Exercise requirements:
Let the line containing "Convert this screenshot" serve as the first line of the answer and the final line of the entries as its last, with every line between copied exactly.

START The records

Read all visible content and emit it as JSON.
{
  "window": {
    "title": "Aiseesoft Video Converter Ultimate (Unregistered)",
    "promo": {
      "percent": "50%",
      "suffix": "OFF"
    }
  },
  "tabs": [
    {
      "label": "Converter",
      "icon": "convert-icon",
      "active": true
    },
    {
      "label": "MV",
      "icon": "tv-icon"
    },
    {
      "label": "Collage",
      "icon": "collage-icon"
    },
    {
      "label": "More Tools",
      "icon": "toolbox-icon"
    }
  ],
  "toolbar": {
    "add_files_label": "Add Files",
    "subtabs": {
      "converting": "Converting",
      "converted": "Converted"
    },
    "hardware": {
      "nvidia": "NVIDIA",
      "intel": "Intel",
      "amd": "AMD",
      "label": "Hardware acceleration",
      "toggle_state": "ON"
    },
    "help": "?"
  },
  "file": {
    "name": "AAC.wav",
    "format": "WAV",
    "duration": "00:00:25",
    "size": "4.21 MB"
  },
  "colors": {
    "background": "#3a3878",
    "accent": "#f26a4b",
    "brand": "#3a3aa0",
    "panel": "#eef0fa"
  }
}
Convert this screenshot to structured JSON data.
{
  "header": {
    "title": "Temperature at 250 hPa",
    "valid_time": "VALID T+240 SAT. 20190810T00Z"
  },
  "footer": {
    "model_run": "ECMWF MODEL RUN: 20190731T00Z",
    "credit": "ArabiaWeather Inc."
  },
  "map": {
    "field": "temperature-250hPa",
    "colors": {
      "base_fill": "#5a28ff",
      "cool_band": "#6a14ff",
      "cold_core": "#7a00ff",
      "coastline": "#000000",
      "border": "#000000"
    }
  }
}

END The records

Solution below:
Convert this screenshot to structured JSON data.
{
  "header": {
    "title": "Temperature at 250 hPa",
    "valid_time": "VALID T+240 SAT. 20190810T00Z"
  },
  "footer": {
    "model_run": "ECMWF MODEL RUN: 20190731T00Z",
    "credit": "ArabiaWeather Inc."
  },
  "map": {
    "field": "temperature-250hPa",
    "colors": {
      "base_fill": "#5a28ff",
      "cool_band": "#6a14ff",
      "cold_core": "#7a00ff",
      "coastline": "#000000",
      "border": "#000000"
    }
  }
}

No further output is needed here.